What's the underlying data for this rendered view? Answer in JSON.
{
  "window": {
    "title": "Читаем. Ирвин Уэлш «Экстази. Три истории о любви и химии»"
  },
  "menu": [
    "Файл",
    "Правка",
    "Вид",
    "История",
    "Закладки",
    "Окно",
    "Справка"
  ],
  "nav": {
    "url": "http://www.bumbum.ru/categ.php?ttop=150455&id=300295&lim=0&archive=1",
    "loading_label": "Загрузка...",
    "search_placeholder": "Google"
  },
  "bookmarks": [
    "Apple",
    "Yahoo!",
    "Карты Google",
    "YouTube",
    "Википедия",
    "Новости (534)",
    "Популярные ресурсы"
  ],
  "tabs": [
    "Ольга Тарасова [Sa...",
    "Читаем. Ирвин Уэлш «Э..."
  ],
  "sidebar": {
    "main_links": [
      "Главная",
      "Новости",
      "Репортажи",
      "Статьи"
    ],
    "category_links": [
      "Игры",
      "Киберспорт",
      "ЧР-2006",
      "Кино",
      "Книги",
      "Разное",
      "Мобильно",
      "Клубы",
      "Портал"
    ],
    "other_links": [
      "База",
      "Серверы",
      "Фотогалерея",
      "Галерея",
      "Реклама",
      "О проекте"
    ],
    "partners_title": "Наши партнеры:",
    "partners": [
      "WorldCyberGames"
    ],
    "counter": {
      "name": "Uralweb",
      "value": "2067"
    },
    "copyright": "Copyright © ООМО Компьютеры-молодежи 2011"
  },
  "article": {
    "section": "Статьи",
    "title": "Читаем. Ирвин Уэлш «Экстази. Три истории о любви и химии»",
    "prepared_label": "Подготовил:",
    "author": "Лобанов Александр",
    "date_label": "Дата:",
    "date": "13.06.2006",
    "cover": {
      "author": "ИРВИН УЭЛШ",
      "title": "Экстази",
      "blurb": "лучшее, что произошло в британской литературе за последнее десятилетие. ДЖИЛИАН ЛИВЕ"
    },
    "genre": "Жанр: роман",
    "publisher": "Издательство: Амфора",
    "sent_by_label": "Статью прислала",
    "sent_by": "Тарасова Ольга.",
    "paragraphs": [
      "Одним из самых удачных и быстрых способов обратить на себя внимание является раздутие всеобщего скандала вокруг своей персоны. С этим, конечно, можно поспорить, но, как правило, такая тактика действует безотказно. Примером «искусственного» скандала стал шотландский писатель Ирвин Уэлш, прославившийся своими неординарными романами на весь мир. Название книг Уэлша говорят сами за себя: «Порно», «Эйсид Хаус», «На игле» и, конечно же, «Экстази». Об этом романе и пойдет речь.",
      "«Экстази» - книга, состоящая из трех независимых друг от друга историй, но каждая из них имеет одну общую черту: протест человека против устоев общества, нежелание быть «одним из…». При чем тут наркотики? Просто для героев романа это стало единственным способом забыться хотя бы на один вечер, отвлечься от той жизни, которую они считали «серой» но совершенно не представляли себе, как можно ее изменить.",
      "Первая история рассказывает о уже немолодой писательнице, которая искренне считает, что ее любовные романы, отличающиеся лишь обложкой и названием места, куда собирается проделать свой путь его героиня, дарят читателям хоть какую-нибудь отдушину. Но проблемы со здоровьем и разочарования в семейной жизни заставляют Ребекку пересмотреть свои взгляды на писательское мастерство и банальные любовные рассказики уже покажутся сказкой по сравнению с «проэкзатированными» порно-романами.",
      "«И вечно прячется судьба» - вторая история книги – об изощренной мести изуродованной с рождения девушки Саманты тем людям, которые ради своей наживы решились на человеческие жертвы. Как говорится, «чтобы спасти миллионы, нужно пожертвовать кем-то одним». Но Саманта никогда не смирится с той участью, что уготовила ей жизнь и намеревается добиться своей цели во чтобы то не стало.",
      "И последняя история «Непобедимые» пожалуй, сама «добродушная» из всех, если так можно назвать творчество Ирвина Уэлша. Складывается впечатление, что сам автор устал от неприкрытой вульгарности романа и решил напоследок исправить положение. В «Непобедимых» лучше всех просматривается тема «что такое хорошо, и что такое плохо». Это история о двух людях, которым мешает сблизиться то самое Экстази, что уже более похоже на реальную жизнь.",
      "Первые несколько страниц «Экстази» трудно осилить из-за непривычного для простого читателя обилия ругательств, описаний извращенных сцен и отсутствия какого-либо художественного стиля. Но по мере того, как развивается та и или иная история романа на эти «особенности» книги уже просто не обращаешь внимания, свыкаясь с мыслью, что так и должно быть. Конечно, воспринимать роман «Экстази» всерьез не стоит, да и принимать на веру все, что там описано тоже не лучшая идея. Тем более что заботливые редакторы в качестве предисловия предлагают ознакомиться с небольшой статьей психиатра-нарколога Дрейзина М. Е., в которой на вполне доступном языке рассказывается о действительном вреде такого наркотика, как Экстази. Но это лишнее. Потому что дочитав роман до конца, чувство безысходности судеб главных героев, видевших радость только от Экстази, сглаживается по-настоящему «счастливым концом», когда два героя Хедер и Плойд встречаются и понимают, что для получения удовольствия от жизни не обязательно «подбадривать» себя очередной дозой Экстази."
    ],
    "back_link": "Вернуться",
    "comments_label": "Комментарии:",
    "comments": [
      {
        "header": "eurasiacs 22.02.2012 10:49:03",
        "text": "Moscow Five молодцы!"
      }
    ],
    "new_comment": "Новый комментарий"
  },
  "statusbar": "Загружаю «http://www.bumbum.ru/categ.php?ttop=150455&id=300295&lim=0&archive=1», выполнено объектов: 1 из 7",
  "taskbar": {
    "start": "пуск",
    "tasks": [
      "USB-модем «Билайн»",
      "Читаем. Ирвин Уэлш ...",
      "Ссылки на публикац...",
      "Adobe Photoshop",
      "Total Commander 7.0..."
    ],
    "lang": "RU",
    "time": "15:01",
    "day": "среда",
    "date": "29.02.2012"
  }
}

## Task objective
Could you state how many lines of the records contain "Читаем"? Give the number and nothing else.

## Output below
4